Print back each record unchanged, without pictures.

◆ Records from a data source:
__________________________________________________

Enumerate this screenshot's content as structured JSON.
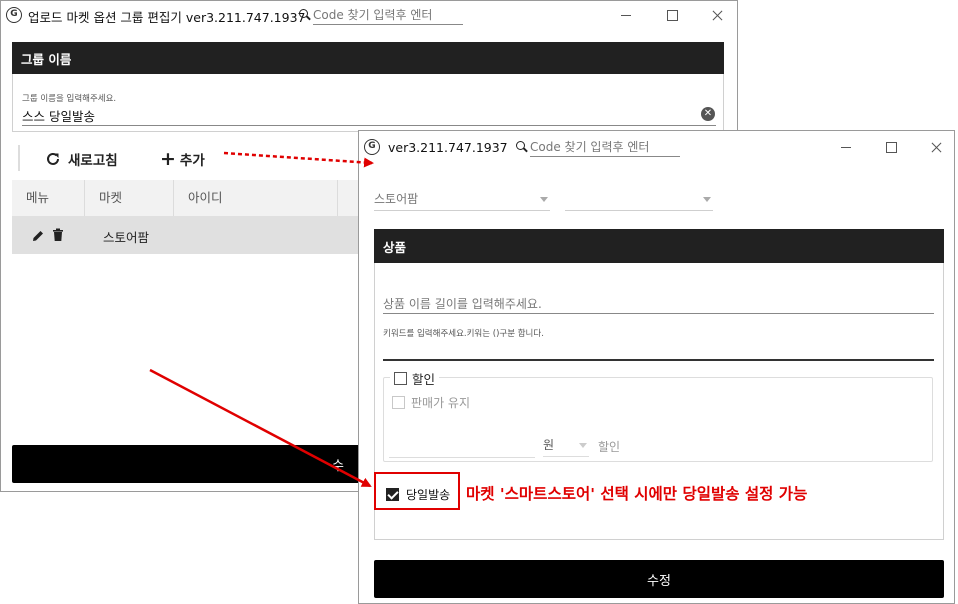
{
  "back_window": {
    "title": "업로드 마켓 옵션 그룹 편집기 ver3.211.747.1937",
    "search_placeholder": "Code 찾기 입력후 엔터",
    "group_section": {
      "header": "그룹 이름",
      "field_label": "그룹 이름을 입력해주세요.",
      "field_value": "스스 당일발송"
    },
    "toolbar": {
      "refresh_label": "새로고침",
      "add_label": "추가"
    },
    "table": {
      "columns": [
        "메뉴",
        "마켓",
        "아이디"
      ],
      "rows": [
        {
          "market": "스토어팜"
        }
      ]
    },
    "bottom_button_glyph": "수"
  },
  "front_window": {
    "title": "ver3.211.747.1937",
    "search_placeholder": "Code 찾기 입력후 엔터",
    "market_select": "스토어팜",
    "product_section": {
      "header": "상품",
      "name_placeholder": "상품 이름 길이를 입력해주세요.",
      "keyword_label": "키워드를 입력해주세요.키워는 ()구분 합니다."
    },
    "discount": {
      "label": "할인",
      "keep_price_label": "판매가 유지",
      "unit": "원",
      "suffix": "할인"
    },
    "same_day": {
      "label": "당일발송",
      "checked": true
    },
    "submit_label": "수정"
  },
  "annotation": {
    "text": "마켓 '스마트스토어' 선택 시에만 당일발송 설정 가능",
    "color": "#e00000"
  }
}
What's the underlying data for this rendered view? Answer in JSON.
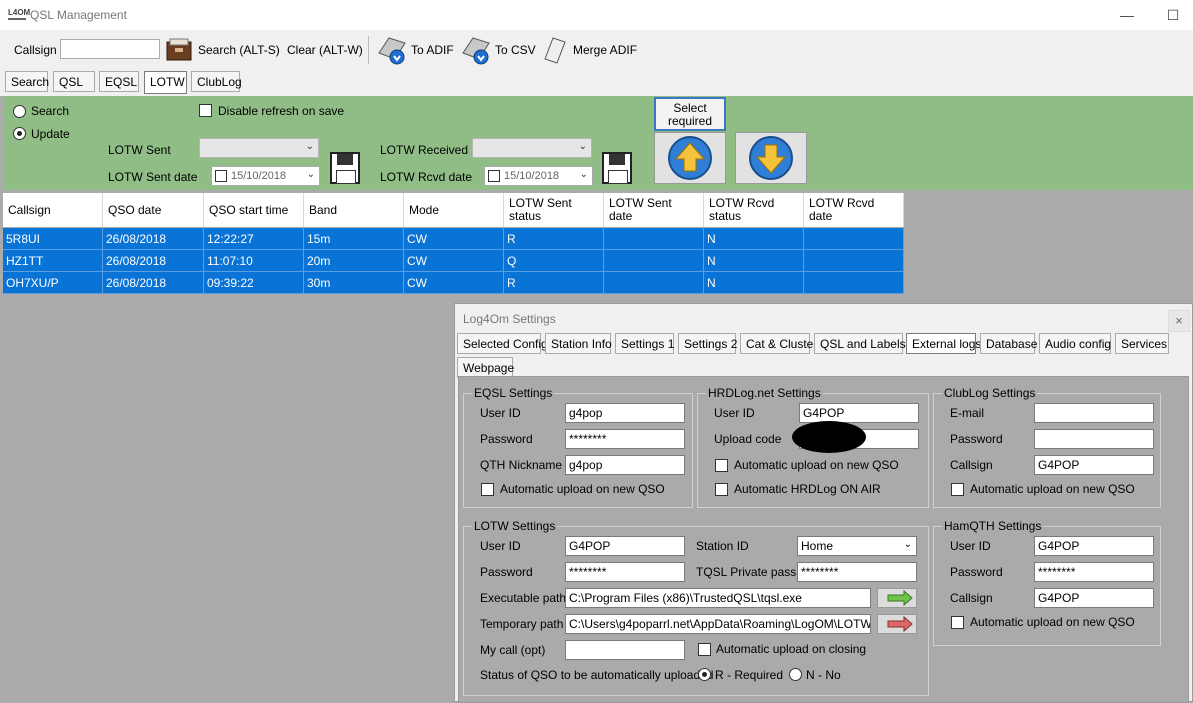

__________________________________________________

◆ EXERCISE ANSWER:
Enumerate this screenshot's content as structured JSON.
{
  "back_window": {
    "title": "업로드 마켓 옵션 그룹 편집기 ver3.211.747.1937",
    "search_placeholder": "Code 찾기 입력후 엔터",
    "group_section": {
      "header": "그룹 이름",
      "field_label": "그룹 이름을 입력해주세요.",
      "field_value": "스스 당일발송"
    },
    "toolbar": {
      "refresh_label": "새로고침",
      "add_label": "추가"
    },
    "table": {
      "columns": [
        "메뉴",
        "마켓",
        "아이디"
      ],
      "rows": [
        {
          "market": "스토어팜"
        }
      ]
    },
    "bottom_button_glyph": "수"
  },
  "front_window": {
    "title": "ver3.211.747.1937",
    "search_placeholder": "Code 찾기 입력후 엔터",
    "market_select": "스토어팜",
    "product_section": {
      "header": "상품",
      "name_placeholder": "상품 이름 길이를 입력해주세요.",
      "keyword_label": "키워드를 입력해주세요.키워는 ()구분 합니다."
    },
    "discount": {
      "label": "할인",
      "keep_price_label": "판매가 유지",
      "unit": "원",
      "suffix": "할인"
    },
    "same_day": {
      "label": "당일발송",
      "checked": true
    },
    "submit_label": "수정"
  },
  "annotation": {
    "text": "마켓 '스마트스토어' 선택 시에만 당일발송 설정 가능",
    "color": "#e00000"
  }
}
What's the underlying data for this rendered view? Answer in JSON.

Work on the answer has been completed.